One of the greatest reasons I prefer not working with Microsoft Windows is that the intent behind managing Windows seems to be to make it as difficult as possible for an administrator to do their job. In theory, I suppose the intent is to make it difficult for a determined hacker to break the defenses but in practice it wastes a ridiculous amount of time and resources in the form of management and upkeep. (This is a lot like a government creating laws to control the lawless – it merely serves to inconvenience or criminalize the law-abiding.)
I was working on a recent issue with Windows Server 2012 R2 where I needed to add some local accounts to a directory that was used by Tableau Server. After having started the license service using a powershell window that had been started with elevated administrator privileges in a previous session, I was then blocked from starting the license service in the current one. I was also blocked from opening the log file, which happened to be the issue here. I was blocked from changing permissions on the file to be owned by any domain administrator accounts, any local administrator accounts, and the local administrator account.
The end result was that I logged into the machine using RDP, I navigated to the directory location using the CIFS share, via UNC, and then deleted the file using a domain account that was in the local administrators group. Be sure to reboot after this step. I hear that this might be a bug that might be patched.

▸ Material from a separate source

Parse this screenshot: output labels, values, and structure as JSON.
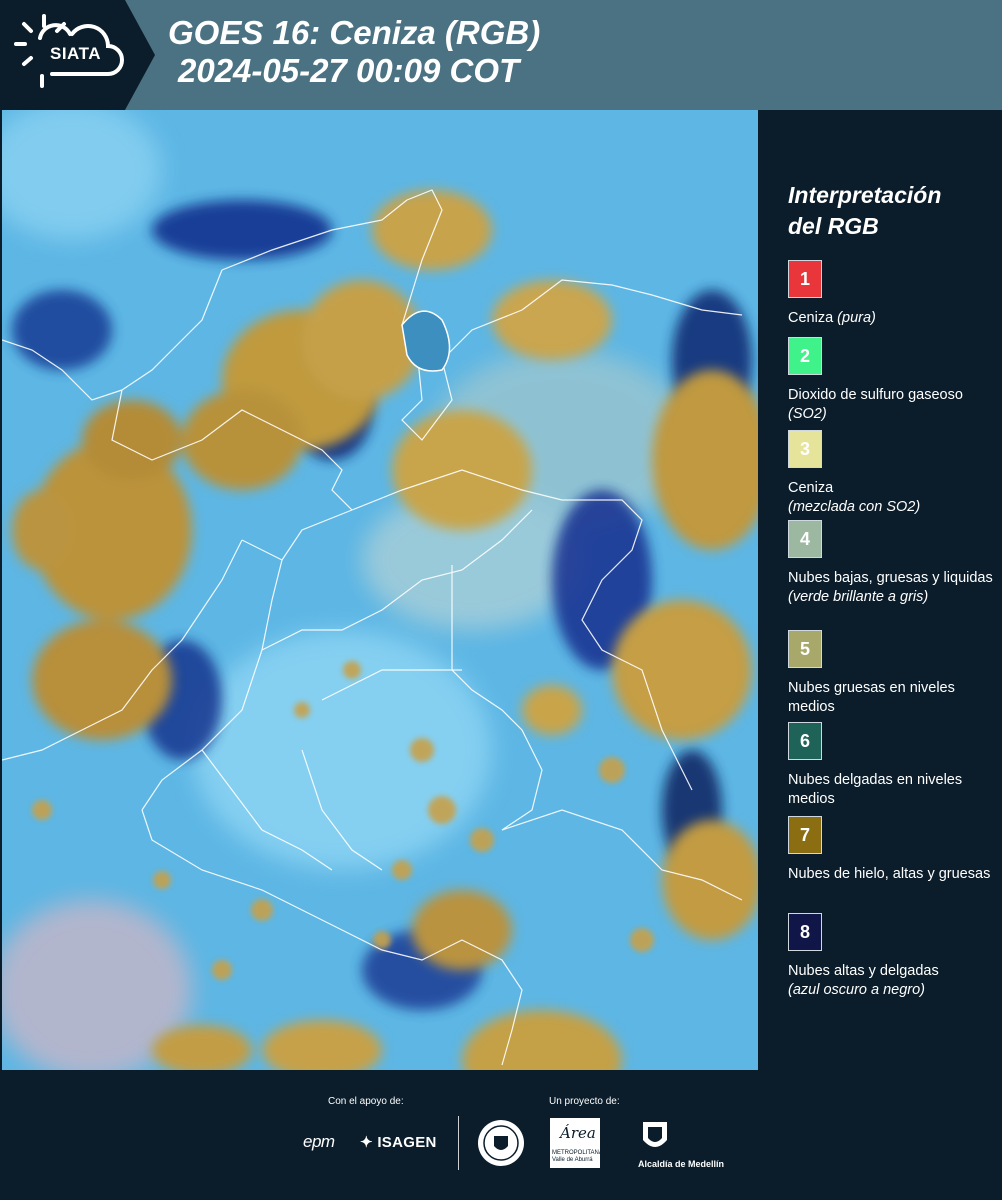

What a waste of my time, having to figure this out. Thanks to a few experts on the MS technet site for having had to waste their time figuring this out.